by Chris Bentley
Object rendered with no shadow, appears to float above plane:
Case 1. light at infinity
Light source at infinity:
For the case of a light source positioned infinitely far away, we will assume that all the rays reaching the object are parallel. This will allow us to solve the shadow equations once, and apply the solutions to every vertex in our object. Given 2 points:
We want to calculate:
From similar triangles we have:
Solving for :
If L is vector from point (P) to the light, then the Point-Vector form of the line is:
Since we require that , this becomes:
Then, solving for :
with being similar.
In matrix form:
Now given the world coordinates of any polygon vertex, P , we can multiply:
This computes the projected shadow points of the polygon, which we can fill, producing a shadow polygon.
Shadows using "ground transformation" with two light sources at infinity:
Case 2. local light sources
Perspective shadow from local light source:
The equations for an infinite light source with parallel rays can be extended for the case of light sources that are positioned at some point in space, a finite distance away from the object being rendered. Note that now we will need to perform an additional calculation for every vertex in our object, because each vertex will, in general, have a different vector to the light. However, in this case too we can place most of our calculations in a matrix.
If, now, l is the location of the light source, and (P) is the polygon vertex, we can again use the Point-Vector form of the line:
Again, we require that , so:
with being similar.
By using the division performed when turning homogeneous coordinates into 3D coordinates, we can write the matrix:
Again, given the world coordinates of any polygon vertex, P , we can multiply:
and then homogenize to compute projected shadow point.
Shadows using "ground transformation" with local light source:
/* * get world coordinates of light */ copy_vect( light_point, view->lights[n]->world_coords ); /* * initialize shadow matrix, W, and then load rows, cols */ ident_mat( W ); W = -light_point; W = light_point; W = -light_point; W = light_point; W = 0; W = -light_point;And here is the code for multiplying a polygon's world coordinates by the shadow matrix to project the polygon onto the z = 0 plane:
/* * transform object world coordinates into z = 0 plane, using W matrix */ pt_matrix_mult( wpt, W, v[i].world_coords ); homo( v[i].world_coords ); /* * transform new coordinates of shadow point by viewing * and perspective transformations */ pt_matrix_mult( v[i].world_coords,cur_view->VPN,v[i].screen_coords); homo( v[i].screen_coords );

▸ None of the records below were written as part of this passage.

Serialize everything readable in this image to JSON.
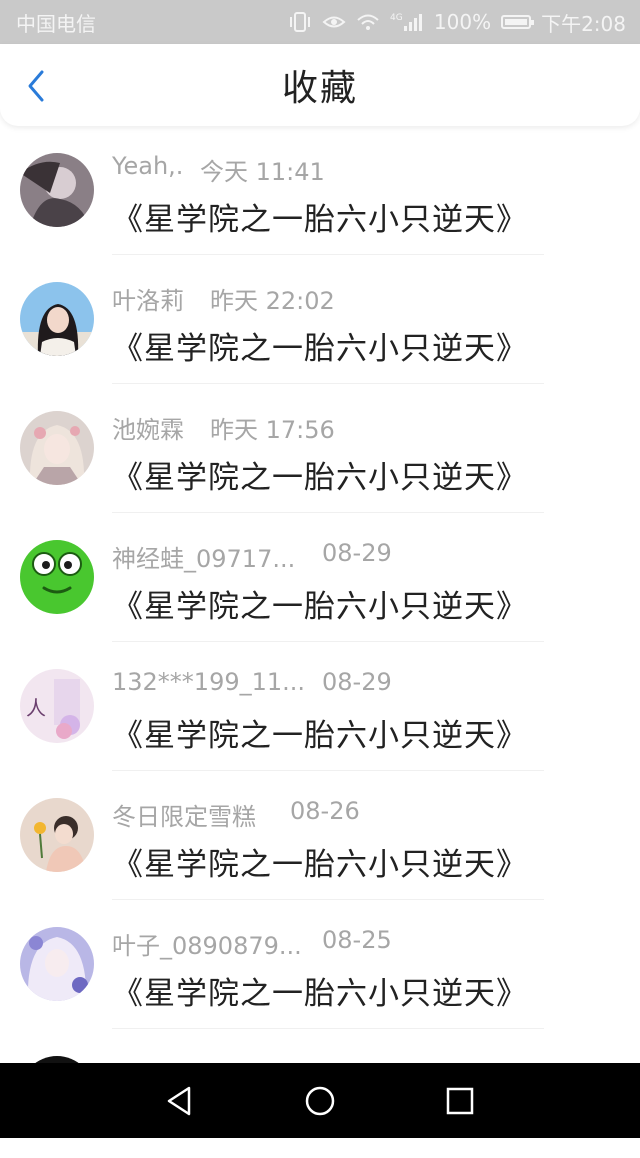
{
  "status_bar": {
    "carrier": "中国电信",
    "battery": "100%",
    "network": "4G",
    "time": "下午2:08"
  },
  "header": {
    "title": "收藏",
    "back_icon": "chevron-left-icon"
  },
  "accent_color": "#2a7bd9",
  "items": [
    {
      "user": "Yeah,.",
      "time": "今天 11:41",
      "title": "《星学院之一胎六小只逆天》"
    },
    {
      "user": "叶洛莉",
      "time": "昨天 22:02",
      "title": "《星学院之一胎六小只逆天》"
    },
    {
      "user": "池婉霖",
      "time": "昨天 17:56",
      "title": "《星学院之一胎六小只逆天》"
    },
    {
      "user": "神经蛙_09717...",
      "time": "08-29",
      "title": "《星学院之一胎六小只逆天》"
    },
    {
      "user": "132***199_11...",
      "time": "08-29",
      "title": "《星学院之一胎六小只逆天》"
    },
    {
      "user": "冬日限定雪糕",
      "time": "08-26",
      "title": "《星学院之一胎六小只逆天》"
    },
    {
      "user": "叶子_0890879...",
      "time": "08-25",
      "title": "《星学院之一胎六小只逆天》"
    }
  ],
  "nav_bar": {
    "back": "triangle-back-icon",
    "home": "circle-home-icon",
    "recent": "square-recent-icon"
  }
}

The Z-buffer method involves looking at the object from the point of view of each light in the scene, and computing a Z-buffer of the object as seen by each light. After this preprocessing is performed, the object is rendered from the "true" eye position. For every pixel visible to the eye, we will transform the object point into the light's view to determine whether that point was also visible to the light. If it was not, then that point is in shadow.
Note that when we are calculating the hidden surfaces from the point of view of each light source, we only care about the depth information, and we are not interested in performing lighting calculations for these polygons, because the "light's eye views" will not normally be seen by the user. This permits faster rendering when precalculating the shadow Z-buffers.
1.0 for each light source 1.1 make light point be center of projection 1.2 calculate transformation matrices 1.3 transform object using light point matrices 1.4 render object using zbuffer - lighting is skipped 1.5 save computed zbuffer (depth info)
Object rendering phase
2.0 make eye point be center of projection 3.0 recalculate transformation matrices 4.0 transform object using eye point matrices 5.0 render object using zbuffer 5.1 for every pixel visible from eye 5.1.1 transform world point corresponding to pixel to shadow coordinates 5.1.2 for every light source 18.104.22.168 sample saved zbuffer for that light 22.214.171.124 if shadow coordinates < zbuffer value 126.96.36.199.1 pixel is in shadow
The solution to the problem of points "shadowing themselves" is to cheat a little: when transforming the point into shadow coordinates to see whether it is obscured by anything, we add a small fudge factor so that points project in front of themselves, and thus do not shadow themselves. The solution to the problem of comparing with the wrong Z-buffer values is to perform "Area Sampling" of the Z-buffer around the projected point, rather than just "Point Sampling". However, simply averaging the Z-buffer values in the neighborhood is not sufficient. A better solution is "Percent Closer Filtering", as described in Watt [Watt]. This method also provides a small amount of antialiasing of shadow edges, which produces shadows with slightly softer edges.
Object as viewed from light #1:
Object as viewed from light #2:
The Z-buffer algorithm produces shadows not only on z = 0 plane:
A. The Ground Transformation Algorithm
B. The Z-Buffer Algorithm
The Z-buffer algorithm is clearly more versatile, with its ability to add shadows to scenes of arbitrary complexity. Also the precomputed shadow buffers can be used to render views from any eye point as long as the relative positions of the lights and objects are constant between these views. However, if memory resources are limited, the ground transformation algorithm produces pleasing results if only ground shadowing is required.
Shadowing of texture mapped objects:
Visible surfaces shadowing themselves: